Recorded information ▸
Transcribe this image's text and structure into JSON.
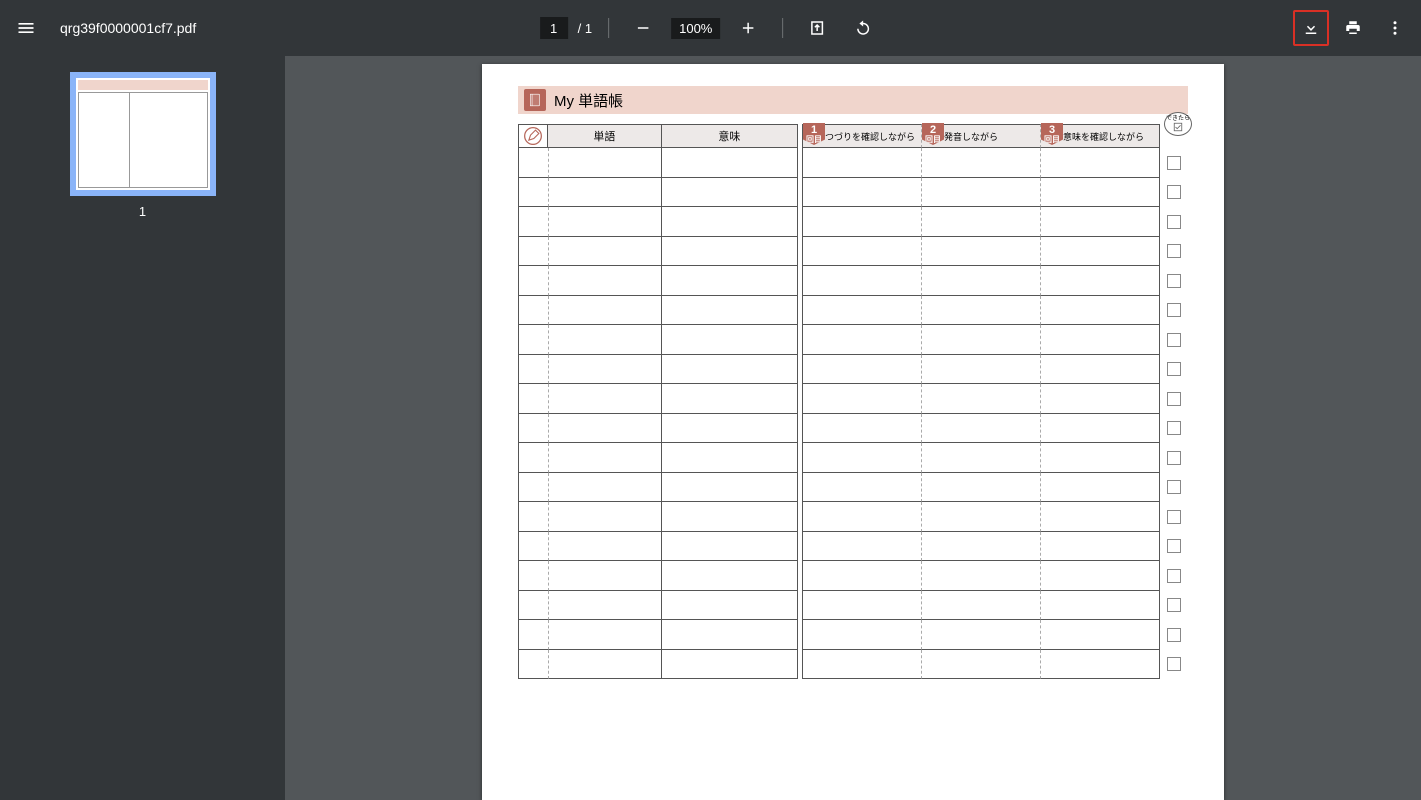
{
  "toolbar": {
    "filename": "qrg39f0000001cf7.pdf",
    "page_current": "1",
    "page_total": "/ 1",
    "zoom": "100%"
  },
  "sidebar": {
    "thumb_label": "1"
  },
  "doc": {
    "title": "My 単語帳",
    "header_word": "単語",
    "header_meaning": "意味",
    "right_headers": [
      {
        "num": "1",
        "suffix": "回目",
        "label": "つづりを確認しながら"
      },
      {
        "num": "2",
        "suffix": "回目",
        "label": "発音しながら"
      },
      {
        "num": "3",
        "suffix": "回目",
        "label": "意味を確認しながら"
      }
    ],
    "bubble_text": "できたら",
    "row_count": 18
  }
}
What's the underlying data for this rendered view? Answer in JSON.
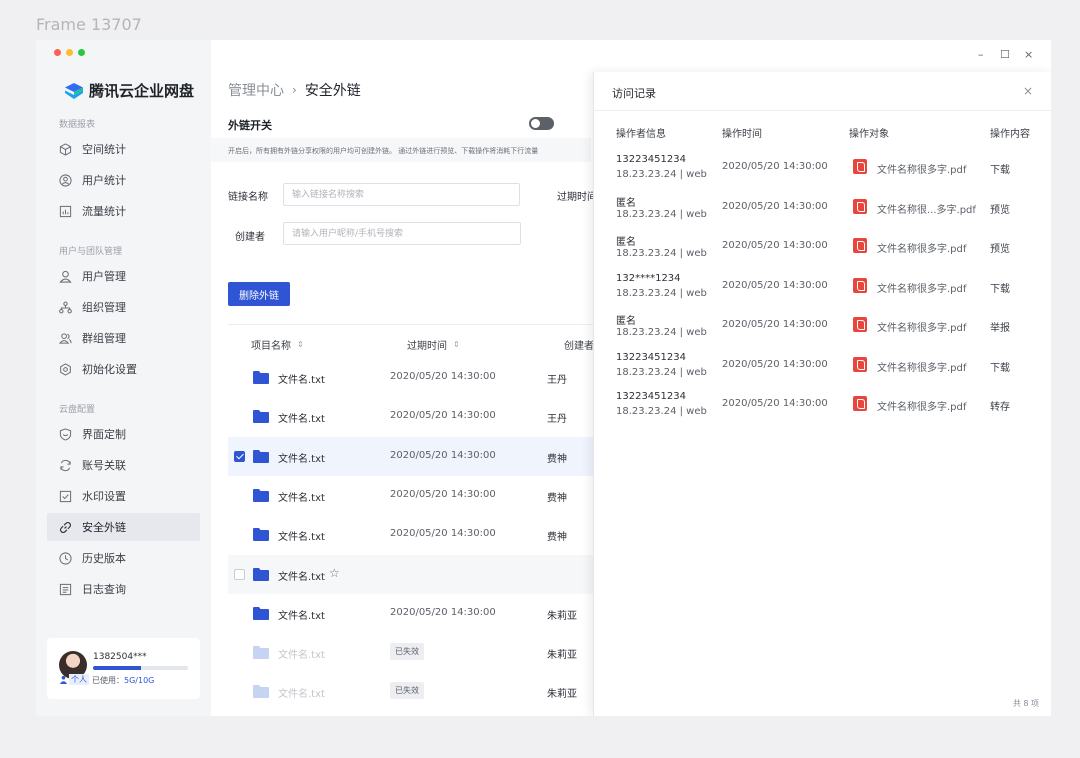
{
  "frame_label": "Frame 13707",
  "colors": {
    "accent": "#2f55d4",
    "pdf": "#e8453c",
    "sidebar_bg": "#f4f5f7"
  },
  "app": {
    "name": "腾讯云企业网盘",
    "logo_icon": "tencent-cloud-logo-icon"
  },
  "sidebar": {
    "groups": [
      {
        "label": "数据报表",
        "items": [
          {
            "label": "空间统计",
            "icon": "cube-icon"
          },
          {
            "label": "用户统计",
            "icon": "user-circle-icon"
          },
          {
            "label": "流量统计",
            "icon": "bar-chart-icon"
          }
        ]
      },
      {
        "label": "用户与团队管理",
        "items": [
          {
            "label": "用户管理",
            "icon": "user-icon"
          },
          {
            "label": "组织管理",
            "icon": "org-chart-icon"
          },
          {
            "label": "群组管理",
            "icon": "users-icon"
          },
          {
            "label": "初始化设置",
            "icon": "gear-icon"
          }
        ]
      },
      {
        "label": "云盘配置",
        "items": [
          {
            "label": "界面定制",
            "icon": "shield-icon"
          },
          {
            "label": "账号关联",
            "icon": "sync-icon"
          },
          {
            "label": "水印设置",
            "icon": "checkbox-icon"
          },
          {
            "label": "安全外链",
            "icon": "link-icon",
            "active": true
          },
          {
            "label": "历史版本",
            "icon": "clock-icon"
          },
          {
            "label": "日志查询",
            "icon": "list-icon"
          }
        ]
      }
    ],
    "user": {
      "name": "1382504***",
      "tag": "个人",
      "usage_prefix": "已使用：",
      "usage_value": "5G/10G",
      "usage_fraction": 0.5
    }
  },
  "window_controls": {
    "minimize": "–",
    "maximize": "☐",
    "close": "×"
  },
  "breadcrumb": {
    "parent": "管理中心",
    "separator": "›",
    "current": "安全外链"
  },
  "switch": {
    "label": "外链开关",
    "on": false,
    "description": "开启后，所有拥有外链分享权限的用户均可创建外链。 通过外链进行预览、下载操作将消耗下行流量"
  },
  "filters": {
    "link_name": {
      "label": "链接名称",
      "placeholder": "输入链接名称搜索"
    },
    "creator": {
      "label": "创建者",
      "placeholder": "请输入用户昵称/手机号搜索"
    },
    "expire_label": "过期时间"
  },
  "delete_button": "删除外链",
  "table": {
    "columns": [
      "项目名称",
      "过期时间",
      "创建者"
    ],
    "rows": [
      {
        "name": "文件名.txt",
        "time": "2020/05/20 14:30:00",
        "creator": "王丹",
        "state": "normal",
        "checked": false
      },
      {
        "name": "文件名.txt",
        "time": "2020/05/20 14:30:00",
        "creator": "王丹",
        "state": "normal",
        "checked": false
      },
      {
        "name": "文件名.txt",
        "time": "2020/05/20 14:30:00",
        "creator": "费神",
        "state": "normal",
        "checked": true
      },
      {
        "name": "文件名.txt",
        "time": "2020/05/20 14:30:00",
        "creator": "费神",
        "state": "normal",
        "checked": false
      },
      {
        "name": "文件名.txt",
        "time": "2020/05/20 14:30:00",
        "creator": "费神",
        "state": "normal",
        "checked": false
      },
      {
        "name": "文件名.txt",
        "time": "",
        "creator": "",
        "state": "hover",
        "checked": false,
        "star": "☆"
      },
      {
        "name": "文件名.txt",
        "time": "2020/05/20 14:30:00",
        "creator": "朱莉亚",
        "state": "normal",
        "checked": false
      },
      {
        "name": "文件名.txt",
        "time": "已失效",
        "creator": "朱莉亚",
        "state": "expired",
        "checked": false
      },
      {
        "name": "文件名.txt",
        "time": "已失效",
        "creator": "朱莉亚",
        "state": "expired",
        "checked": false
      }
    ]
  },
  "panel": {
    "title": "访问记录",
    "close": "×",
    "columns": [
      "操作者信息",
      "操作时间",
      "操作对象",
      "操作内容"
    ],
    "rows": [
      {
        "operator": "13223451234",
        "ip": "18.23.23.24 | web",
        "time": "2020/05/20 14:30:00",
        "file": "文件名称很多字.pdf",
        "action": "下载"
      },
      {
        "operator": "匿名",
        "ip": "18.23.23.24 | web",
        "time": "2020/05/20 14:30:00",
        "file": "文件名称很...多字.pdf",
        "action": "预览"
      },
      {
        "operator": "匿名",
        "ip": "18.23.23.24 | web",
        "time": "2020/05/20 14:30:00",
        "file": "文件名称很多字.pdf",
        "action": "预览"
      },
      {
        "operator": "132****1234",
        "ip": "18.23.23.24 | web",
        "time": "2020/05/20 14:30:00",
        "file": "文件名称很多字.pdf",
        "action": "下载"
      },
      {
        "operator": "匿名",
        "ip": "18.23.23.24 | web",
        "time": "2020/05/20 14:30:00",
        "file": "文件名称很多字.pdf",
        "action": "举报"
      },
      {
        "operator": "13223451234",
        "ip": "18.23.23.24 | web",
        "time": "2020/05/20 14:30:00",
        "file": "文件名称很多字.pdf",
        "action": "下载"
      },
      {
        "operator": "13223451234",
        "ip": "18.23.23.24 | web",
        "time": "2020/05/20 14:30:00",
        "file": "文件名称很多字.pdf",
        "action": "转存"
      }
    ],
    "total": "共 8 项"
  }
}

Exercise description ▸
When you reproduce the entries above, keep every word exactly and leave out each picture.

Written answer ▸
Transcribe this image's text and structure into JSON.
{
  "toolbar": {
    "filename": "qrg39f0000001cf7.pdf",
    "page_current": "1",
    "page_total": "/ 1",
    "zoom": "100%"
  },
  "sidebar": {
    "thumb_label": "1"
  },
  "doc": {
    "title": "My 単語帳",
    "header_word": "単語",
    "header_meaning": "意味",
    "right_headers": [
      {
        "num": "1",
        "suffix": "回目",
        "label": "つづりを確認しながら"
      },
      {
        "num": "2",
        "suffix": "回目",
        "label": "発音しながら"
      },
      {
        "num": "3",
        "suffix": "回目",
        "label": "意味を確認しながら"
      }
    ],
    "bubble_text": "できたら",
    "row_count": 18
  }
}
What's the underlying data for this rendered view? Answer in JSON.
{
  "frame_label": "Frame 13707",
  "colors": {
    "accent": "#2f55d4",
    "pdf": "#e8453c",
    "sidebar_bg": "#f4f5f7"
  },
  "app": {
    "name": "腾讯云企业网盘",
    "logo_icon": "tencent-cloud-logo-icon"
  },
  "sidebar": {
    "groups": [
      {
        "label": "数据报表",
        "items": [
          {
            "label": "空间统计",
            "icon": "cube-icon"
          },
          {
            "label": "用户统计",
            "icon": "user-circle-icon"
          },
          {
            "label": "流量统计",
            "icon": "bar-chart-icon"
          }
        ]
      },
      {
        "label": "用户与团队管理",
        "items": [
          {
            "label": "用户管理",
            "icon": "user-icon"
          },
          {
            "label": "组织管理",
            "icon": "org-chart-icon"
          },
          {
            "label": "群组管理",
            "icon": "users-icon"
          },
          {
            "label": "初始化设置",
            "icon": "gear-icon"
          }
        ]
      },
      {
        "label": "云盘配置",
        "items": [
          {
            "label": "界面定制",
            "icon": "shield-icon"
          },
          {
            "label": "账号关联",
            "icon": "sync-icon"
          },
          {
            "label": "水印设置",
            "icon": "checkbox-icon"
          },
          {
            "label": "安全外链",
            "icon": "link-icon",
            "active": true
          },
          {
            "label": "历史版本",
            "icon": "clock-icon"
          },
          {
            "label": "日志查询",
            "icon": "list-icon"
          }
        ]
      }
    ],
    "user": {
      "name": "1382504***",
      "tag": "个人",
      "usage_prefix": "已使用：",
      "usage_value": "5G/10G",
      "usage_fraction": 0.5
    }
  },
  "window_controls": {
    "minimize": "–",
    "maximize": "☐",
    "close": "×"
  },
  "breadcrumb": {
    "parent": "管理中心",
    "separator": "›",
    "current": "安全外链"
  },
  "switch": {
    "label": "外链开关",
    "on": false,
    "description": "开启后，所有拥有外链分享权限的用户均可创建外链。 通过外链进行预览、下载操作将消耗下行流量"
  },
  "filters": {
    "link_name": {
      "label": "链接名称",
      "placeholder": "输入链接名称搜索"
    },
    "creator": {
      "label": "创建者",
      "placeholder": "请输入用户昵称/手机号搜索"
    },
    "expire_label": "过期时间"
  },
  "delete_button": "删除外链",
  "table": {
    "columns": [
      "项目名称",
      "过期时间",
      "创建者"
    ],
    "rows": [
      {
        "name": "文件名.txt",
        "time": "2020/05/20 14:30:00",
        "creator": "王丹",
        "state": "normal",
        "checked": false
      },
      {
        "name": "文件名.txt",
        "time": "2020/05/20 14:30:00",
        "creator": "王丹",
        "state": "normal",
        "checked": false
      },
      {
        "name": "文件名.txt",
        "time": "2020/05/20 14:30:00",
        "creator": "费神",
        "state": "normal",
        "checked": true
      },
      {
        "name": "文件名.txt",
        "time": "2020/05/20 14:30:00",
        "creator": "费神",
        "state": "normal",
        "checked": false
      },
      {
        "name": "文件名.txt",
        "time": "2020/05/20 14:30:00",
        "creator": "费神",
        "state": "normal",
        "checked": false
      },
      {
        "name": "文件名.txt",
        "time": "",
        "creator": "",
        "state": "hover",
        "checked": false,
        "star": "☆"
      },
      {
        "name": "文件名.txt",
        "time": "2020/05/20 14:30:00",
        "creator": "朱莉亚",
        "state": "normal",
        "checked": false
      },
      {
        "name": "文件名.txt",
        "time": "已失效",
        "creator": "朱莉亚",
        "state": "expired",
        "checked": false
      },
      {
        "name": "文件名.txt",
        "time": "已失效",
        "creator": "朱莉亚",
        "state": "expired",
        "checked": false
      }
    ]
  },
  "panel": {
    "title": "访问记录",
    "close": "×",
    "columns": [
      "操作者信息",
      "操作时间",
      "操作对象",
      "操作内容"
    ],
    "rows": [
      {
        "operator": "13223451234",
        "ip": "18.23.23.24 | web",
        "time": "2020/05/20 14:30:00",
        "file": "文件名称很多字.pdf",
        "action": "下载"
      },
      {
        "operator": "匿名",
        "ip": "18.23.23.24 | web",
        "time": "2020/05/20 14:30:00",
        "file": "文件名称很...多字.pdf",
        "action": "预览"
      },
      {
        "operator": "匿名",
        "ip": "18.23.23.24 | web",
        "time": "2020/05/20 14:30:00",
        "file": "文件名称很多字.pdf",
        "action": "预览"
      },
      {
        "operator": "132****1234",
        "ip": "18.23.23.24 | web",
        "time": "2020/05/20 14:30:00",
        "file": "文件名称很多字.pdf",
        "action": "下载"
      },
      {
        "operator": "匿名",
        "ip": "18.23.23.24 | web",
        "time": "2020/05/20 14:30:00",
        "file": "文件名称很多字.pdf",
        "action": "举报"
      },
      {
        "operator": "13223451234",
        "ip": "18.23.23.24 | web",
        "time": "2020/05/20 14:30:00",
        "file": "文件名称很多字.pdf",
        "action": "下载"
      },
      {
        "operator": "13223451234",
        "ip": "18.23.23.24 | web",
        "time": "2020/05/20 14:30:00",
        "file": "文件名称很多字.pdf",
        "action": "转存"
      }
    ],
    "total": "共 8 项"
  }
}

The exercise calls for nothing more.